» **Records for the task**:
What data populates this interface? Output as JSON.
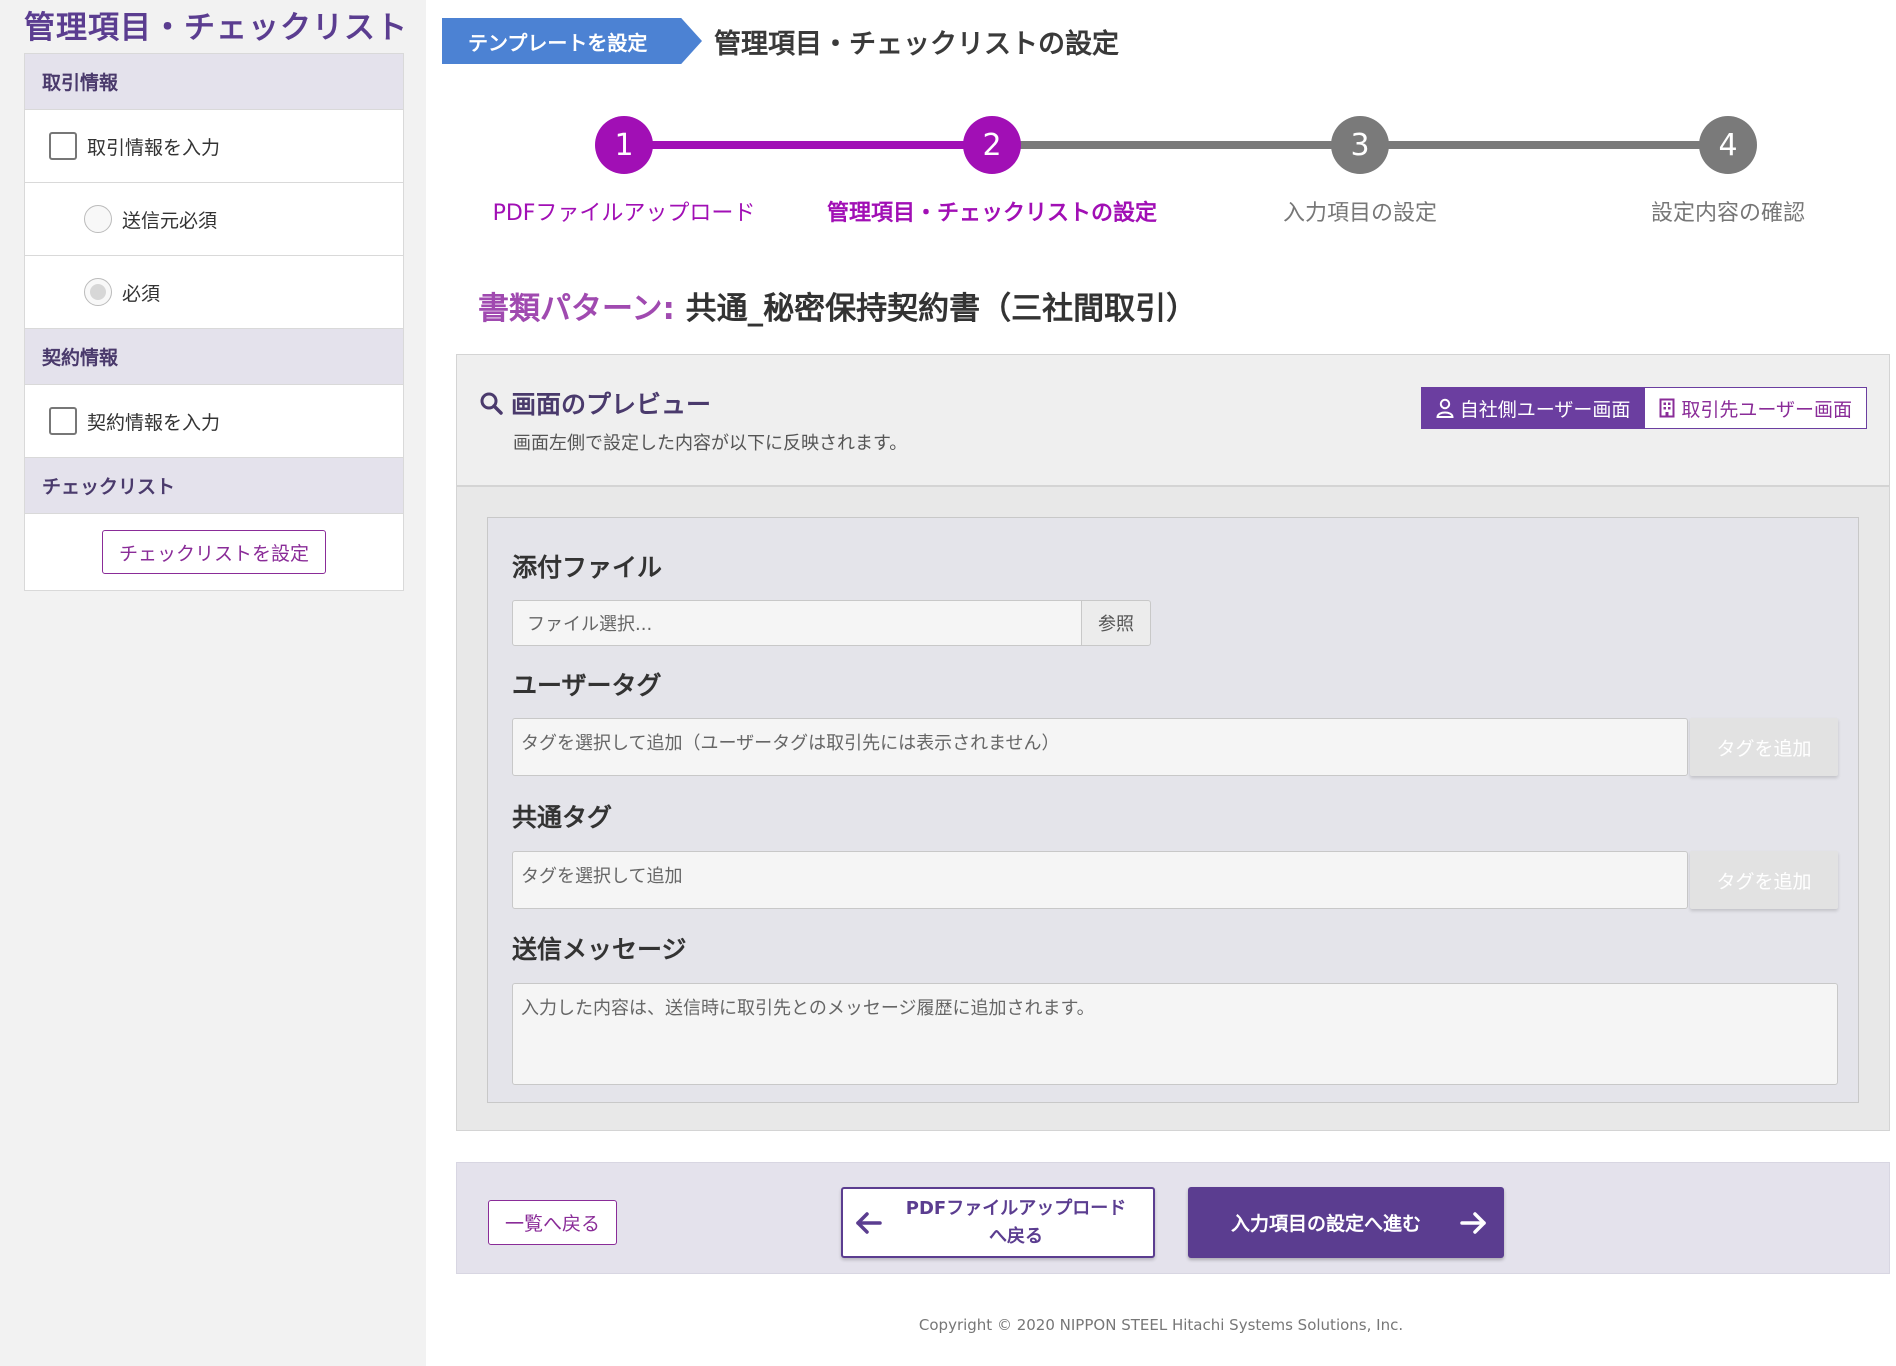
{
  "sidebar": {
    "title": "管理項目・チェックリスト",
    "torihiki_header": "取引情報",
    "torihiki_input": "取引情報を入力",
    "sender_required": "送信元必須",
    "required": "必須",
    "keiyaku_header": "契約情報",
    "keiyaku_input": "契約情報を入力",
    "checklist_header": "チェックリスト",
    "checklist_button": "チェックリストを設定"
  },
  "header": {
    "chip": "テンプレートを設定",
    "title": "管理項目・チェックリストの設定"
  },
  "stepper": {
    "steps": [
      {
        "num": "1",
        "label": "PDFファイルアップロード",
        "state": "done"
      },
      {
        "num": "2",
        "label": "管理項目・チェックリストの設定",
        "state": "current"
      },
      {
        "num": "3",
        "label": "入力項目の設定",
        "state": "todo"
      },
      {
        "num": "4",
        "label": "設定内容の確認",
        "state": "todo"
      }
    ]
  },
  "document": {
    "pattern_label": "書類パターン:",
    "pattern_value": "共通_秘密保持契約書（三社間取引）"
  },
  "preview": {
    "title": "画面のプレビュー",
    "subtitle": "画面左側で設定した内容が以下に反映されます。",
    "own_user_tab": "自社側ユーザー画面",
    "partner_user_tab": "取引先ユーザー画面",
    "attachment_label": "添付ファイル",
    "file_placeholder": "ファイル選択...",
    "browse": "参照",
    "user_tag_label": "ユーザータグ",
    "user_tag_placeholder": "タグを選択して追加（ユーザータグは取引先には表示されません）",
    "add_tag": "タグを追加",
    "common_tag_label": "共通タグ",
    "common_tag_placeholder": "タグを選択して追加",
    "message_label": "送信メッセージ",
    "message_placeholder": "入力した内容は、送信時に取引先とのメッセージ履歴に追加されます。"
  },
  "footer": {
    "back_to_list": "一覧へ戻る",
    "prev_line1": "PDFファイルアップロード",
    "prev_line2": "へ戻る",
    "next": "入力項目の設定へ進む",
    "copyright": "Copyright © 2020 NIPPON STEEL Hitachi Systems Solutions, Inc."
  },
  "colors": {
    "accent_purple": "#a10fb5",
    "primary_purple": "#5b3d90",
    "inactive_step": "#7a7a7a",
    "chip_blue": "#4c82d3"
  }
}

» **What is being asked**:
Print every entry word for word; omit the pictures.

» **Result below**:
What data populates this interface? Output as JSON.
{
  "sidebar": {
    "title": "管理項目・チェックリスト",
    "torihiki_header": "取引情報",
    "torihiki_input": "取引情報を入力",
    "sender_required": "送信元必須",
    "required": "必須",
    "keiyaku_header": "契約情報",
    "keiyaku_input": "契約情報を入力",
    "checklist_header": "チェックリスト",
    "checklist_button": "チェックリストを設定"
  },
  "header": {
    "chip": "テンプレートを設定",
    "title": "管理項目・チェックリストの設定"
  },
  "stepper": {
    "steps": [
      {
        "num": "1",
        "label": "PDFファイルアップロード",
        "state": "done"
      },
      {
        "num": "2",
        "label": "管理項目・チェックリストの設定",
        "state": "current"
      },
      {
        "num": "3",
        "label": "入力項目の設定",
        "state": "todo"
      },
      {
        "num": "4",
        "label": "設定内容の確認",
        "state": "todo"
      }
    ]
  },
  "document": {
    "pattern_label": "書類パターン:",
    "pattern_value": "共通_秘密保持契約書（三社間取引）"
  },
  "preview": {
    "title": "画面のプレビュー",
    "subtitle": "画面左側で設定した内容が以下に反映されます。",
    "own_user_tab": "自社側ユーザー画面",
    "partner_user_tab": "取引先ユーザー画面",
    "attachment_label": "添付ファイル",
    "file_placeholder": "ファイル選択...",
    "browse": "参照",
    "user_tag_label": "ユーザータグ",
    "user_tag_placeholder": "タグを選択して追加（ユーザータグは取引先には表示されません）",
    "add_tag": "タグを追加",
    "common_tag_label": "共通タグ",
    "common_tag_placeholder": "タグを選択して追加",
    "message_label": "送信メッセージ",
    "message_placeholder": "入力した内容は、送信時に取引先とのメッセージ履歴に追加されます。"
  },
  "footer": {
    "back_to_list": "一覧へ戻る",
    "prev_line1": "PDFファイルアップロード",
    "prev_line2": "へ戻る",
    "next": "入力項目の設定へ進む",
    "copyright": "Copyright © 2020 NIPPON STEEL Hitachi Systems Solutions, Inc."
  },
  "colors": {
    "accent_purple": "#a10fb5",
    "primary_purple": "#5b3d90",
    "inactive_step": "#7a7a7a",
    "chip_blue": "#4c82d3"
  }
}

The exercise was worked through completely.